* [What you need to do] Could you give the data below again, exactly and completely?

* [Data extract]
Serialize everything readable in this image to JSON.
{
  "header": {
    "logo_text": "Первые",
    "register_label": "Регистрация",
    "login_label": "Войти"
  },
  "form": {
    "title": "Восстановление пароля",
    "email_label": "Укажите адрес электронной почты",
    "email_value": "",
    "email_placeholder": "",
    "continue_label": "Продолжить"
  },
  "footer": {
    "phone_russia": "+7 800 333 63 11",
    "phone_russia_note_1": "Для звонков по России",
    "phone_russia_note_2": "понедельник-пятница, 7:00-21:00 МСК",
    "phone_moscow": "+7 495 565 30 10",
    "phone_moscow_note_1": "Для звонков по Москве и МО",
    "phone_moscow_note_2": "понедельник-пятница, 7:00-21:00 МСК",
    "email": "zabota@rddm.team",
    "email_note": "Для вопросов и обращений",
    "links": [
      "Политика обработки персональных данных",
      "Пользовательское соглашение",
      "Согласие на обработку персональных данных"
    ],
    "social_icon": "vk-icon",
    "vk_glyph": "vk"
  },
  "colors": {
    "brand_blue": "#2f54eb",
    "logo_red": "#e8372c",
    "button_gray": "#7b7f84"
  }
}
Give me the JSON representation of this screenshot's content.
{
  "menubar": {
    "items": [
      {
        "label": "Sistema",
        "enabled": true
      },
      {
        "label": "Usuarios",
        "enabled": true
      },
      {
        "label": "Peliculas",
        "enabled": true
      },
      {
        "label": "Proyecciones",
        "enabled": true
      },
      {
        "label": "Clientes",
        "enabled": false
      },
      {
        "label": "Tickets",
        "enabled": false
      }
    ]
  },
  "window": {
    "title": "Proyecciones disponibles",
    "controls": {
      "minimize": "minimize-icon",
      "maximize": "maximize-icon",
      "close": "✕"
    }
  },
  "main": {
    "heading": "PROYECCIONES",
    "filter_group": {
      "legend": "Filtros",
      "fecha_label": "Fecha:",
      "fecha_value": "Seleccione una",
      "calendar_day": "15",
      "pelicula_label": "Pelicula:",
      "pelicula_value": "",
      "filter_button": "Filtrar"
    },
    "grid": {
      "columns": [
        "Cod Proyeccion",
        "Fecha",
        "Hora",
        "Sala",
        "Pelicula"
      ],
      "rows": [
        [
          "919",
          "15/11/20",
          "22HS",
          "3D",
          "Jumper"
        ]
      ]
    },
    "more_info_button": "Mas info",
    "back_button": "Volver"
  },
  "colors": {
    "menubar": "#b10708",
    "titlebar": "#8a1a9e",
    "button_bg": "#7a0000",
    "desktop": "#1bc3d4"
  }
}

* [Answer space]
Serialize everything readable in this image to JSON.
{
  "header": {
    "logo_text": "Первые",
    "register_label": "Регистрация",
    "login_label": "Войти"
  },
  "form": {
    "title": "Восстановление пароля",
    "email_label": "Укажите адрес электронной почты",
    "email_value": "",
    "email_placeholder": "",
    "continue_label": "Продолжить"
  },
  "footer": {
    "phone_russia": "+7 800 333 63 11",
    "phone_russia_note_1": "Для звонков по России",
    "phone_russia_note_2": "понедельник-пятница, 7:00-21:00 МСК",
    "phone_moscow": "+7 495 565 30 10",
    "phone_moscow_note_1": "Для звонков по Москве и МО",
    "phone_moscow_note_2": "понедельник-пятница, 7:00-21:00 МСК",
    "email": "zabota@rddm.team",
    "email_note": "Для вопросов и обращений",
    "links": [
      "Политика обработки персональных данных",
      "Пользовательское соглашение",
      "Согласие на обработку персональных данных"
    ],
    "social_icon": "vk-icon",
    "vk_glyph": "vk"
  },
  "colors": {
    "brand_blue": "#2f54eb",
    "logo_red": "#e8372c",
    "button_gray": "#7b7f84"
  }
}
Give me the JSON representation of this screenshot's content.
{
  "menubar": {
    "items": [
      {
        "label": "Sistema",
        "enabled": true
      },
      {
        "label": "Usuarios",
        "enabled": true
      },
      {
        "label": "Peliculas",
        "enabled": true
      },
      {
        "label": "Proyecciones",
        "enabled": true
      },
      {
        "label": "Clientes",
        "enabled": false
      },
      {
        "label": "Tickets",
        "enabled": false
      }
    ]
  },
  "window": {
    "title": "Proyecciones disponibles",
    "controls": {
      "minimize": "minimize-icon",
      "maximize": "maximize-icon",
      "close": "✕"
    }
  },
  "main": {
    "heading": "PROYECCIONES",
    "filter_group": {
      "legend": "Filtros",
      "fecha_label": "Fecha:",
      "fecha_value": "Seleccione una",
      "calendar_day": "15",
      "pelicula_label": "Pelicula:",
      "pelicula_value": "",
      "filter_button": "Filtrar"
    },
    "grid": {
      "columns": [
        "Cod Proyeccion",
        "Fecha",
        "Hora",
        "Sala",
        "Pelicula"
      ],
      "rows": [
        [
          "919",
          "15/11/20",
          "22HS",
          "3D",
          "Jumper"
        ]
      ]
    },
    "more_info_button": "Mas info",
    "back_button": "Volver"
  },
  "colors": {
    "menubar": "#b10708",
    "titlebar": "#8a1a9e",
    "button_bg": "#7a0000",
    "desktop": "#1bc3d4"
  }
}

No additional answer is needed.